“Even though I should have been given 30 days?”
“That doesn’t matter. When did you find out that the visa had the wrong date?”
“About five minutes after leaving the airport.”
He smirked widely. “You should have checked when you got your passport back. That was your mistake.”
We went back and forwards a little longer, but he wasn’t going to budge. I was going to pay some money to leave this country — the only question now was the amount.
Now it was my turn to stare. I couldn’t believe what I was hearing.
“Two million dong.”
At approximately $100, this was far more than I’d ever heard of anyone paying for overstaying by a couple of days. Almost certain that the rest of the money was going into the official’s pocket, I protested that the usual rate was 200,000 dong per day.

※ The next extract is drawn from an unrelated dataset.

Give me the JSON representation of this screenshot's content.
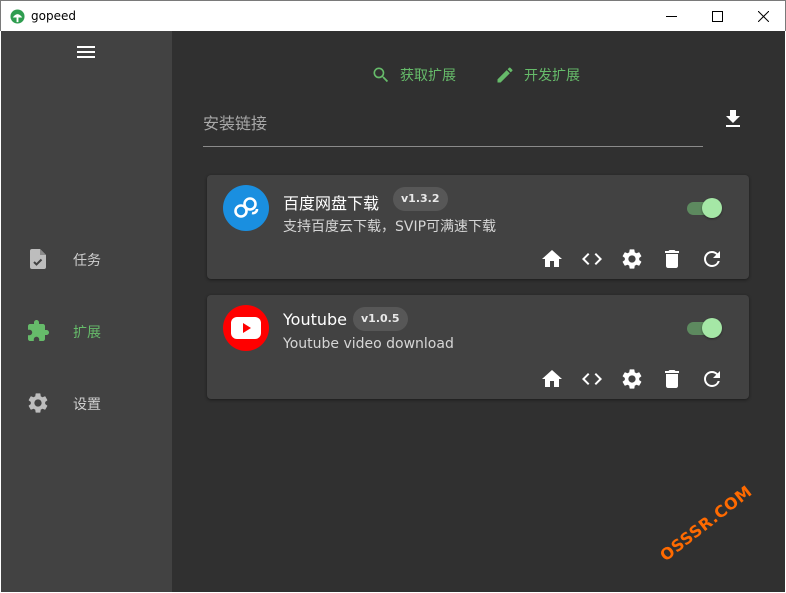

“The fine went up at the start of the year. Two million dong for up to 15 days, five million after that.”
I asked to see the official memo that outlined the new system. There wasn’t one. I asked if I would get a receipt for paying the fine. Of course I wouldn’t. Was there anyone else I could talk to about this? No.
Pulling out my wallet, I took all the cash I was carrying out and placed it on the desk.
“I don’t have that kind of money. Can I just give you what I have?”
He slowly flicked through the notes — around 600,000 dong and a few dollars in Australian currency — before looking back at me.
“No. You need to pay it all.”
“What happens if I can’t?”, I asked.
“Then you don’t get on your plane.”
Five minutes later, I walked dejectedly back through the immigration hall. After telling the official that I had no more cash, he’d escorted me out the door and pointed towards a distant ATM. “Use your credit card. Get the money out. You need to pay somehow.”
I toyed with the idea of waiting a little while, then trying my luck at passport control anyway. It seemed appealing, but if I’d been sent back to that same official after trying to sneak out without paying, I expected a $100 “fine” would quickly have become the least of my worries.
Grudgingly withdrawing the cash, I returned to the office and handed it over. Placing the large wad of notes into a filing cabinet, the officer asked me to sign a document (in Vietnamese), wrote something in my passport and then broke into a smile for the first time since I’d met him.
“You’re lucky. This is the first time you have overstayed your visa, so you will still be allowed to come back into Vietnam.”
“Thanks”, I replied, “but I think I’ll go somewhere else next time.”
The grin disappeared from his face. “Why?” he asked. “Don’t you like Vietnam?”
I stood up and headed for the door.
“Actually,” I said over my shoulder, “up until an hour ago, it was one of the countries I loved most in the world.”
Have you ever overstayed your visa? What happened when you did?